Calico, so named for the varied colors of ores adorning its hillsides, sprung out of the southern California desert around 1881 and became the largest silver strike in California. But it was all over by 1891 when silver lost its value. It became depopulated, a "ghost town," and the mines where abandoned.
Around 1951, Walter Knott of Knott's Berry Farm fame (a local boy), bought the ghost town and refurbished it before deeding it to San Bernardino County. Unlike ghost towns like Bodie (a real must-see for ghost town afficiadados)--a ghost town preserved in "arrested decay," that is, they stopped its further deterioration and left the buildings standing or falling down as they found it--Calico is a bit more touristy in nature, with shops and restaurants. Walter Knott took some of the buildings and put it up near his berry farm in Buena Park for something for the tourists to do while they were waiting for their Boysenberry pie and chicken dinners. But in Calico, there are a few structures and a mine to venture into, not to mention the amazing seismic landscape on view. Let's take a look:
Yup, there is a fault running under this area, the Calico Fault.
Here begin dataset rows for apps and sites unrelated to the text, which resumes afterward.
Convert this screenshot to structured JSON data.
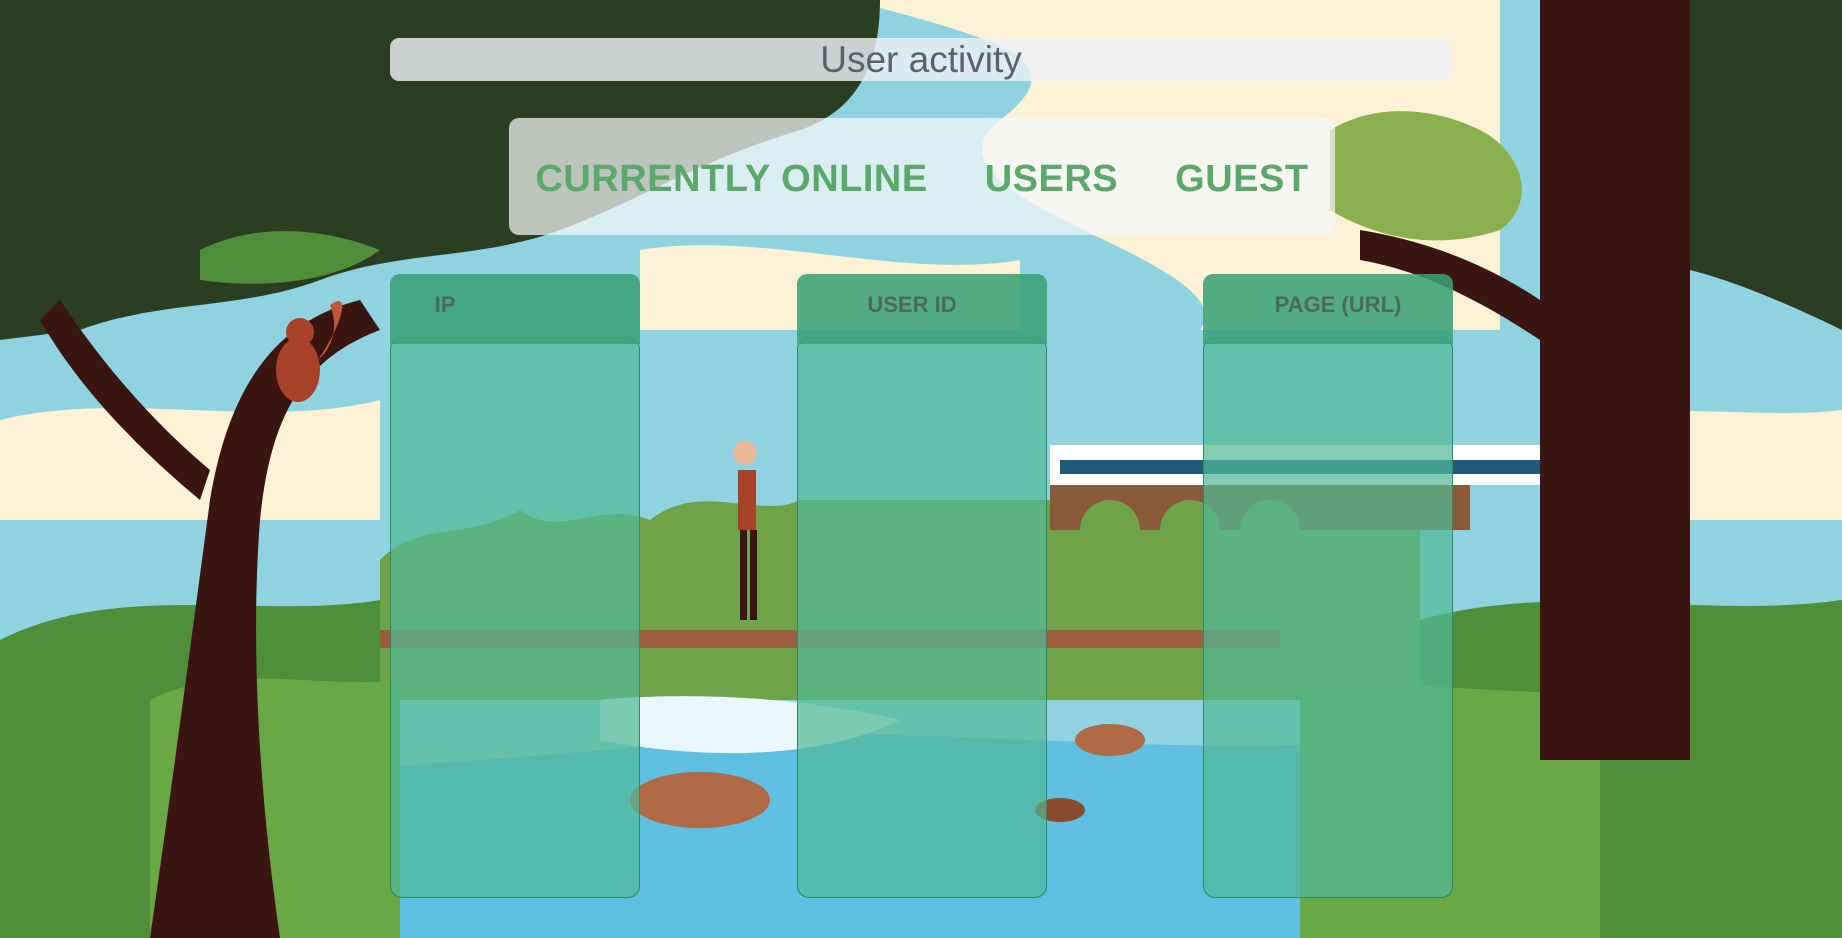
{
  "page": {
    "title": "User activity"
  },
  "tabs": [
    {
      "label": "CURRENTLY ONLINE"
    },
    {
      "label": "USERS"
    },
    {
      "label": "GUEST"
    }
  ],
  "table": {
    "columns": [
      {
        "header": "IP"
      },
      {
        "header": "USER ID"
      },
      {
        "header": "PAGE (URL)"
      }
    ],
    "rows": []
  },
  "colors": {
    "tab_text": "#5aa86a",
    "column_header_bg": "#3aa078",
    "column_body_bg": "#52b996",
    "title_text": "#5d6268"
  }
}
This is a geologist's paradise with its uplifting and folding sedimentary layers.
A rare view of Hubster Domesticus perched on a rock at our campsite.
Some corny stuff throughout, including live "gunfights" and Saspirilla in the "saloon," a train ride, and gold panning, but if you snoop around and go into the Lucy Lane House Museum, you can learn a thing or two about its history, how California dealt with the Civil War, or venture into the Maggie Mine to look around at the hard rock mining these stalwart pioneers engaged in.
Why do they always make the mannequins so creepy in these displays?
If you are a lover of all things wild west then you really can't pass it up. My hubby loves to photograph the decaying remnants of desert dwellers and he knows where all the ghost towns in California are hiding.